    22. I researched the band for nearly two years before deciding on it. I was not scared until the day before my surgery. I was excited and very committed and began losing weight before I was banded.

      I told the people who love me, and they were all very supportive. Everyone wanted to see me lose the weight. They knew of my struggles they lived them with me.

      I even told those I worked with. I am not afraid to tell anyone. I want to help others who feel there is no way out of this hell of being obese and controlled by food.

      My advice is to read and read and talk to people who have it, look at the good as well as the bad. Be prepared for very hard work. The band is not a WAND that will magically erase years of bad habits and emotional eating.

      Find support groups and listen to your body, and really ask yourself why you eat when you are NOT hungry. Get into an exercise program and stay!!

      We all are recovering from obesity, and I will help anyone who asks.

    23. My experience is quite different. I enrolled in a WeightWise program with the possibility of 3 WL surgeries if I was successful. I assumed that if i was successful, I wouldn't need either of them. Was I wrong! I needed it to maintain and to avoid excuses! The band has changed my brain completely!

      I chose LB because it was the least extreme and I could have it removed if I found it wasn't for me. I did not tell anyone initially besides the Mister and the Bestie. I told my Mom the day that I left the hospital and my Dad (they're divorced) a week later. They were totally supportive. I've told a few coworkers and friends but I don't discuss it with the general public beacuase I am a pretty private person in regards to allot of things.

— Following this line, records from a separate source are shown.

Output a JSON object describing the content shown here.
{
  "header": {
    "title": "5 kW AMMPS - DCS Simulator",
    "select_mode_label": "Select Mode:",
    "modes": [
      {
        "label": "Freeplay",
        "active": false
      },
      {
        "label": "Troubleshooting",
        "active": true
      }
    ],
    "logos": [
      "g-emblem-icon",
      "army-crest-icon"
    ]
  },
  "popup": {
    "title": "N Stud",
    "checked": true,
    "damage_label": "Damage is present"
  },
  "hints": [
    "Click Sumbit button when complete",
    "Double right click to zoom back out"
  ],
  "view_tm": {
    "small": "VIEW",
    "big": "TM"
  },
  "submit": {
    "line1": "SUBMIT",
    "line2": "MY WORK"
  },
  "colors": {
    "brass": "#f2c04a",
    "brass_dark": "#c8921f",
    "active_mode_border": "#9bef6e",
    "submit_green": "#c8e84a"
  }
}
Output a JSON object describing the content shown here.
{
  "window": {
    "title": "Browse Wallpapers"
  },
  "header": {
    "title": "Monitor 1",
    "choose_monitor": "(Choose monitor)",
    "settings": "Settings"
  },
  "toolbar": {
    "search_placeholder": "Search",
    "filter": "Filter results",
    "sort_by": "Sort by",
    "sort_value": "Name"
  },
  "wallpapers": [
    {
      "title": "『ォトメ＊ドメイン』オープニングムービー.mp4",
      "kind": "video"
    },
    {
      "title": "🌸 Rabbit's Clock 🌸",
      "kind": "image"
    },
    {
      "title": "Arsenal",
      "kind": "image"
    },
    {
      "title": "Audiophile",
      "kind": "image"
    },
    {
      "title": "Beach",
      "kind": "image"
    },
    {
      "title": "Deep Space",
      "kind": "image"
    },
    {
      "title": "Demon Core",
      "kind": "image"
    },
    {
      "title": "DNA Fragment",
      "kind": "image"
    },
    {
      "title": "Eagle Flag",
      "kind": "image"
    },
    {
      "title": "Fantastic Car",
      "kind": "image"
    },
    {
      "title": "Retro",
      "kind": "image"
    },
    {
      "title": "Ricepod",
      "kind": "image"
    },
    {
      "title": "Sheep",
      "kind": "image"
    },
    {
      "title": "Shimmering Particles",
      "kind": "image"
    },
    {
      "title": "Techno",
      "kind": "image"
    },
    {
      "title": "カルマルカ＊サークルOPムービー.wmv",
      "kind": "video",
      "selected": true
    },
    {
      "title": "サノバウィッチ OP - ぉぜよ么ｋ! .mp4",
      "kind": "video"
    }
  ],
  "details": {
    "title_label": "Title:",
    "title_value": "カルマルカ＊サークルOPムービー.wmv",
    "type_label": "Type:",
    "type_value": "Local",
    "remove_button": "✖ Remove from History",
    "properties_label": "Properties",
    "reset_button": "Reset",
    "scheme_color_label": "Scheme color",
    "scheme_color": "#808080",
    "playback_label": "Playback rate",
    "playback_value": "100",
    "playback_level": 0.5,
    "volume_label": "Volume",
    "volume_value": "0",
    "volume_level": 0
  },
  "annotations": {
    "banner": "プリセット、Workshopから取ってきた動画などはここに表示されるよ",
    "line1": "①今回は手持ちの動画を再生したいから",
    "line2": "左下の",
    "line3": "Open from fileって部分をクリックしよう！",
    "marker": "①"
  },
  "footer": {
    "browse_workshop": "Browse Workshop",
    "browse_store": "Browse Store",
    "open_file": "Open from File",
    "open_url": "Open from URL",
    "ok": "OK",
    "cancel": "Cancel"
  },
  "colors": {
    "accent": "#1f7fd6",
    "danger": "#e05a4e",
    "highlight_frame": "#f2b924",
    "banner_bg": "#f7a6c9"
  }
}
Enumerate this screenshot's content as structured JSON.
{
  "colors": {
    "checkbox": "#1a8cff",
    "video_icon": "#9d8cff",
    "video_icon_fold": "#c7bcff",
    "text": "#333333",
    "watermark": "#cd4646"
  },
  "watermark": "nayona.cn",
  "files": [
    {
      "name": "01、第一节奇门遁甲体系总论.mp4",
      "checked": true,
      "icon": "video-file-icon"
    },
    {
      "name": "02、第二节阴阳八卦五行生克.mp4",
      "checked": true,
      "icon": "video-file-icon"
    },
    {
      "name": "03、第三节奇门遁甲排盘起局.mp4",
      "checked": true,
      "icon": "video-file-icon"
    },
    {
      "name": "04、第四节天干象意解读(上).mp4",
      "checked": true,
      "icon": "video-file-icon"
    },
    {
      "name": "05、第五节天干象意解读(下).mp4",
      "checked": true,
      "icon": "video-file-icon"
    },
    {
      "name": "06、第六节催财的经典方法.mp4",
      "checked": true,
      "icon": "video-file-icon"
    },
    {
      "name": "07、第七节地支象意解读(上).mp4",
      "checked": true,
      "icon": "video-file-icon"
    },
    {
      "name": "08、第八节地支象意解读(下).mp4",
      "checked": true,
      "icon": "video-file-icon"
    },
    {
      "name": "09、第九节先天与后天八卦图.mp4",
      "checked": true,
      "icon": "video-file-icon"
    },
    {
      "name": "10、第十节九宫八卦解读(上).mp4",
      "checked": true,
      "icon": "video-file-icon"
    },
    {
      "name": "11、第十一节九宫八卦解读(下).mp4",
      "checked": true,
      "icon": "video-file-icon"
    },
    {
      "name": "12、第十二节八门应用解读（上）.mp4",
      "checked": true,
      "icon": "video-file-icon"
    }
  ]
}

      I do however still find myself not sharing because I feel like people discount the hard work that I have put in to this. The mental battle, the workouts, the planning ahead to make sure that I succeed. 80lbs down and I still have no restriction so I feel like I don't want people to think that I just had this little shock collar put around my stomach and it fixed everything. You dig? :P